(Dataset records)

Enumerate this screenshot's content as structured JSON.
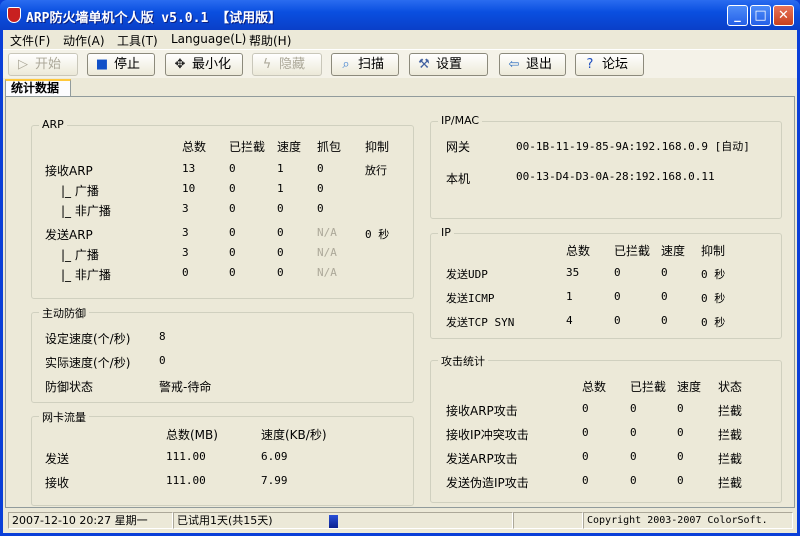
{
  "window": {
    "title": "ARP防火墙单机个人版 v5.0.1 【试用版】",
    "min": "_",
    "max": "□",
    "close": "✕"
  },
  "menu": [
    "文件(F)",
    "动作(A)",
    "工具(T)",
    "Language(L)",
    "帮助(H)"
  ],
  "toolbar": [
    {
      "label": "开始",
      "icon": "▷",
      "disabled": true
    },
    {
      "label": "停止",
      "icon": "■",
      "disabled": false
    },
    {
      "label": "最小化",
      "icon": "✥",
      "disabled": false
    },
    {
      "label": "隐藏",
      "icon": "ϟ",
      "disabled": true
    },
    {
      "label": "扫描",
      "icon": "⌕",
      "disabled": false
    },
    {
      "label": "设置",
      "icon": "⚒",
      "disabled": false
    },
    {
      "label": "退出",
      "icon": "⇦",
      "disabled": false
    },
    {
      "label": "论坛",
      "icon": "?",
      "disabled": false
    }
  ],
  "tab": "统计数据",
  "arp": {
    "title": "ARP",
    "headers": [
      "总数",
      "已拦截",
      "速度",
      "抓包",
      "抑制"
    ],
    "rows": [
      [
        "接收ARP",
        "13",
        "0",
        "1",
        "0",
        "放行"
      ],
      [
        "|_ 广播",
        "10",
        "0",
        "1",
        "0",
        ""
      ],
      [
        "|_ 非广播",
        "3",
        "0",
        "0",
        "0",
        ""
      ],
      [
        "发送ARP",
        "3",
        "0",
        "0",
        "N/A",
        "0 秒"
      ],
      [
        "|_ 广播",
        "3",
        "0",
        "0",
        "N/A",
        ""
      ],
      [
        "|_ 非广播",
        "0",
        "0",
        "0",
        "N/A",
        ""
      ]
    ]
  },
  "defense": {
    "title": "主动防御",
    "rows": [
      [
        "设定速度(个/秒)",
        "8"
      ],
      [
        "实际速度(个/秒)",
        "0"
      ],
      [
        "防御状态",
        "警戒-待命"
      ]
    ]
  },
  "nic": {
    "title": "网卡流量",
    "headers": [
      "总数(MB)",
      "速度(KB/秒)"
    ],
    "rows": [
      [
        "发送",
        "111.00",
        "6.09"
      ],
      [
        "接收",
        "111.00",
        "7.99"
      ]
    ]
  },
  "ipmac": {
    "title": "IP/MAC",
    "rows": [
      [
        "网关",
        "00-1B-11-19-85-9A:192.168.0.9 [自动]"
      ],
      [
        "本机",
        "00-13-D4-D3-0A-28:192.168.0.11"
      ]
    ]
  },
  "ip": {
    "title": "IP",
    "headers": [
      "总数",
      "已拦截",
      "速度",
      "抑制"
    ],
    "rows": [
      [
        "发送UDP",
        "35",
        "0",
        "0",
        "0 秒"
      ],
      [
        "发送ICMP",
        "1",
        "0",
        "0",
        "0 秒"
      ],
      [
        "发送TCP SYN",
        "4",
        "0",
        "0",
        "0 秒"
      ]
    ]
  },
  "attack": {
    "title": "攻击统计",
    "headers": [
      "总数",
      "已拦截",
      "速度",
      "状态"
    ],
    "rows": [
      [
        "接收ARP攻击",
        "0",
        "0",
        "0",
        "拦截"
      ],
      [
        "接收IP冲突攻击",
        "0",
        "0",
        "0",
        "拦截"
      ],
      [
        "发送ARP攻击",
        "0",
        "0",
        "0",
        "拦截"
      ],
      [
        "发送伪造IP攻击",
        "0",
        "0",
        "0",
        "拦截"
      ]
    ]
  },
  "status": {
    "datetime": "2007-12-10 20:27 星期一",
    "trial": "已试用1天(共15天)",
    "copyright": "Copyright 2003-2007 ColorSoft."
  }
}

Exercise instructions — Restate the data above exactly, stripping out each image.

Exercise solution —
Enumerate this screenshot's content as structured JSON.
{
  "window": {
    "title": "ARP防火墙单机个人版 v5.0.1 【试用版】",
    "min": "_",
    "max": "□",
    "close": "✕"
  },
  "menu": [
    "文件(F)",
    "动作(A)",
    "工具(T)",
    "Language(L)",
    "帮助(H)"
  ],
  "toolbar": [
    {
      "label": "开始",
      "icon": "▷",
      "disabled": true
    },
    {
      "label": "停止",
      "icon": "■",
      "disabled": false
    },
    {
      "label": "最小化",
      "icon": "✥",
      "disabled": false
    },
    {
      "label": "隐藏",
      "icon": "ϟ",
      "disabled": true
    },
    {
      "label": "扫描",
      "icon": "⌕",
      "disabled": false
    },
    {
      "label": "设置",
      "icon": "⚒",
      "disabled": false
    },
    {
      "label": "退出",
      "icon": "⇦",
      "disabled": false
    },
    {
      "label": "论坛",
      "icon": "?",
      "disabled": false
    }
  ],
  "tab": "统计数据",
  "arp": {
    "title": "ARP",
    "headers": [
      "总数",
      "已拦截",
      "速度",
      "抓包",
      "抑制"
    ],
    "rows": [
      [
        "接收ARP",
        "13",
        "0",
        "1",
        "0",
        "放行"
      ],
      [
        "|_ 广播",
        "10",
        "0",
        "1",
        "0",
        ""
      ],
      [
        "|_ 非广播",
        "3",
        "0",
        "0",
        "0",
        ""
      ],
      [
        "发送ARP",
        "3",
        "0",
        "0",
        "N/A",
        "0 秒"
      ],
      [
        "|_ 广播",
        "3",
        "0",
        "0",
        "N/A",
        ""
      ],
      [
        "|_ 非广播",
        "0",
        "0",
        "0",
        "N/A",
        ""
      ]
    ]
  },
  "defense": {
    "title": "主动防御",
    "rows": [
      [
        "设定速度(个/秒)",
        "8"
      ],
      [
        "实际速度(个/秒)",
        "0"
      ],
      [
        "防御状态",
        "警戒-待命"
      ]
    ]
  },
  "nic": {
    "title": "网卡流量",
    "headers": [
      "总数(MB)",
      "速度(KB/秒)"
    ],
    "rows": [
      [
        "发送",
        "111.00",
        "6.09"
      ],
      [
        "接收",
        "111.00",
        "7.99"
      ]
    ]
  },
  "ipmac": {
    "title": "IP/MAC",
    "rows": [
      [
        "网关",
        "00-1B-11-19-85-9A:192.168.0.9 [自动]"
      ],
      [
        "本机",
        "00-13-D4-D3-0A-28:192.168.0.11"
      ]
    ]
  },
  "ip": {
    "title": "IP",
    "headers": [
      "总数",
      "已拦截",
      "速度",
      "抑制"
    ],
    "rows": [
      [
        "发送UDP",
        "35",
        "0",
        "0",
        "0 秒"
      ],
      [
        "发送ICMP",
        "1",
        "0",
        "0",
        "0 秒"
      ],
      [
        "发送TCP SYN",
        "4",
        "0",
        "0",
        "0 秒"
      ]
    ]
  },
  "attack": {
    "title": "攻击统计",
    "headers": [
      "总数",
      "已拦截",
      "速度",
      "状态"
    ],
    "rows": [
      [
        "接收ARP攻击",
        "0",
        "0",
        "0",
        "拦截"
      ],
      [
        "接收IP冲突攻击",
        "0",
        "0",
        "0",
        "拦截"
      ],
      [
        "发送ARP攻击",
        "0",
        "0",
        "0",
        "拦截"
      ],
      [
        "发送伪造IP攻击",
        "0",
        "0",
        "0",
        "拦截"
      ]
    ]
  },
  "status": {
    "datetime": "2007-12-10 20:27 星期一",
    "trial": "已试用1天(共15天)",
    "copyright": "Copyright 2003-2007 ColorSoft."
  }
}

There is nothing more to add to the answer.